■ What to produce: For each line of the data below that contains "generality", return that line.

■ Extracted information:
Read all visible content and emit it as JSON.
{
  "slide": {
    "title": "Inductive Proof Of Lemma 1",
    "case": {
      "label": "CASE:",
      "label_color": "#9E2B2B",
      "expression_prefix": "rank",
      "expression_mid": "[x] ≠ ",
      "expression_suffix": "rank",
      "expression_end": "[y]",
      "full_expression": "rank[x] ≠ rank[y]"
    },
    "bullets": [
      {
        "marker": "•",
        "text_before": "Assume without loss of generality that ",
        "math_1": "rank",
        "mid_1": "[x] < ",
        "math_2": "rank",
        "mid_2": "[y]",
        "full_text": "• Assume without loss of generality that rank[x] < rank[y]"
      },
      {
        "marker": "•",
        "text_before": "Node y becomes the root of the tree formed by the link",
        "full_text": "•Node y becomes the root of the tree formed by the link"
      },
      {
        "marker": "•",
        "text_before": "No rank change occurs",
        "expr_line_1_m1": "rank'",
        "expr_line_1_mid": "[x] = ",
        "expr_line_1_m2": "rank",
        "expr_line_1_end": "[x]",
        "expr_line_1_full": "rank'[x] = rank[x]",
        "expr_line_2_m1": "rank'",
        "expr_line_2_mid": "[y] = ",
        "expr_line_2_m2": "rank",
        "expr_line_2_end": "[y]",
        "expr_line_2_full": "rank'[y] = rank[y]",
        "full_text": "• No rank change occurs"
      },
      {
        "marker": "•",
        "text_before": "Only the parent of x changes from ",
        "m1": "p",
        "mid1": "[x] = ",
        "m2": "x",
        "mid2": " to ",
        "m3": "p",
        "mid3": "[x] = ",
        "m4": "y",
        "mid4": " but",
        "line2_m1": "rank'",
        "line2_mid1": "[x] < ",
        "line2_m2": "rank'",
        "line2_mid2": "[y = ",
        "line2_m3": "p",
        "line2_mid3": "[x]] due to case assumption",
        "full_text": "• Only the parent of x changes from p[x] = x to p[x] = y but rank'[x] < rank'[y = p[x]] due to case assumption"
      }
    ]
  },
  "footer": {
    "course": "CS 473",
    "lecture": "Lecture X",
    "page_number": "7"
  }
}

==

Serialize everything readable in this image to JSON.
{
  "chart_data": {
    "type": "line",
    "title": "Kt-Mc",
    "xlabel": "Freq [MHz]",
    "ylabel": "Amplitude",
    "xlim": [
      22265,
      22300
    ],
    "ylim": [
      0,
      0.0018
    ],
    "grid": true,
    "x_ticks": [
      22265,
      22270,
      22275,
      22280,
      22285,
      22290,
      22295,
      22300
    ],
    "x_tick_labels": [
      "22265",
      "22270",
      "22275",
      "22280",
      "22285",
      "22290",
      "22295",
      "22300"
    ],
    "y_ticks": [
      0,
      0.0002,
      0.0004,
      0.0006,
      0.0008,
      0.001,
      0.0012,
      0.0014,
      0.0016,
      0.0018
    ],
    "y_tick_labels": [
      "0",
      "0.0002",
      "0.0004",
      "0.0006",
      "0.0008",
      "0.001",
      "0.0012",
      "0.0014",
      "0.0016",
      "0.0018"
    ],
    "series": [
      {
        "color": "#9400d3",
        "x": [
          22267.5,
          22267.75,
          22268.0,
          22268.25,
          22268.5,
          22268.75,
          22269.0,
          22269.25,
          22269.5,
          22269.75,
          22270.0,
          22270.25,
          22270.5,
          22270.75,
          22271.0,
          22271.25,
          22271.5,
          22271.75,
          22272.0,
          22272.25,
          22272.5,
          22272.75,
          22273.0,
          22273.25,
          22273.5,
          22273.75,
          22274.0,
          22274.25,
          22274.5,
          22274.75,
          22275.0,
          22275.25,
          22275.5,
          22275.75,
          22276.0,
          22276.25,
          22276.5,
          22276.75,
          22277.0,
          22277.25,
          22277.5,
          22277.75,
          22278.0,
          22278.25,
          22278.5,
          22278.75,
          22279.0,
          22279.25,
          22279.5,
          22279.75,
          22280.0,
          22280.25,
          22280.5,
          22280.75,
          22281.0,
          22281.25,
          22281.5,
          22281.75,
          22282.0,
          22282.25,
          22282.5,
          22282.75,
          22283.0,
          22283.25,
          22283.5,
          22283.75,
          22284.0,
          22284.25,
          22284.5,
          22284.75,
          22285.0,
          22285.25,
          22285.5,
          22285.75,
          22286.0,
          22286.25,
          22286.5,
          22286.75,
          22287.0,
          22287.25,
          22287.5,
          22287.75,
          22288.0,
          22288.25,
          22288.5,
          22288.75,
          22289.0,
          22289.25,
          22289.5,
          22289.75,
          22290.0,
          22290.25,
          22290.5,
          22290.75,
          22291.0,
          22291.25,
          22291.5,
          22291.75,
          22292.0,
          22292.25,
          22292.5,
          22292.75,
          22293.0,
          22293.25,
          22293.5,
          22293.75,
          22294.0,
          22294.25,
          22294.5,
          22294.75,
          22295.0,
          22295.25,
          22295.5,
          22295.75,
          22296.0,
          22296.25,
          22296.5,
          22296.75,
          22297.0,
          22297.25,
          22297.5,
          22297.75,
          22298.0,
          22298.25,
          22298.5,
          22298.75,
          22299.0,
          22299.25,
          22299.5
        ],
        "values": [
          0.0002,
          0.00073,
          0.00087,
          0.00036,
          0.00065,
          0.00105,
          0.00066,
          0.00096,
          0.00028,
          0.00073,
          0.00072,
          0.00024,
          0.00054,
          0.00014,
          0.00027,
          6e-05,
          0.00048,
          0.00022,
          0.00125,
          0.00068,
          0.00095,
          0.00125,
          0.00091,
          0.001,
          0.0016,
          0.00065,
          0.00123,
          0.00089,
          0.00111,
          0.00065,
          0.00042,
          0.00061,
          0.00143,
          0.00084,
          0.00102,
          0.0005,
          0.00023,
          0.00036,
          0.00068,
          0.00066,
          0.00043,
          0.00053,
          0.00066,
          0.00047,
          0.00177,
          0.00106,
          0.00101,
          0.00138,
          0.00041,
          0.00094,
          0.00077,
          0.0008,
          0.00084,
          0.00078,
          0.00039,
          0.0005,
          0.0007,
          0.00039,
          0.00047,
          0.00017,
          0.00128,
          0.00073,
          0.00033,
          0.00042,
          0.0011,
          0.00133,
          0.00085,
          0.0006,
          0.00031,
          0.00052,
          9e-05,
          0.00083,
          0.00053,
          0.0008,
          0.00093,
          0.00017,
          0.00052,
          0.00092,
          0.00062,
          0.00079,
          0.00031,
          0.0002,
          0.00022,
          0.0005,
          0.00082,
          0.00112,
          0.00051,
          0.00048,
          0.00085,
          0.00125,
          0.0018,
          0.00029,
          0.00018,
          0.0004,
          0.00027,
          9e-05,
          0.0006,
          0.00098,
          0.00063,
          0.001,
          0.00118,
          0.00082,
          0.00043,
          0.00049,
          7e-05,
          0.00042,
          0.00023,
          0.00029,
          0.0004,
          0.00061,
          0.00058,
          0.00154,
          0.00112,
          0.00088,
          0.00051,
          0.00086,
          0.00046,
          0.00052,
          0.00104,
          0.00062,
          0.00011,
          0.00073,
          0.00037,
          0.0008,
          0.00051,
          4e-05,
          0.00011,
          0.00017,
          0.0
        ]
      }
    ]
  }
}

■ Result of this task:
        "text_before": "Assume without loss of generality that ",
        "full_text": "• Assume without loss of generality that rank[x] < rank[y]"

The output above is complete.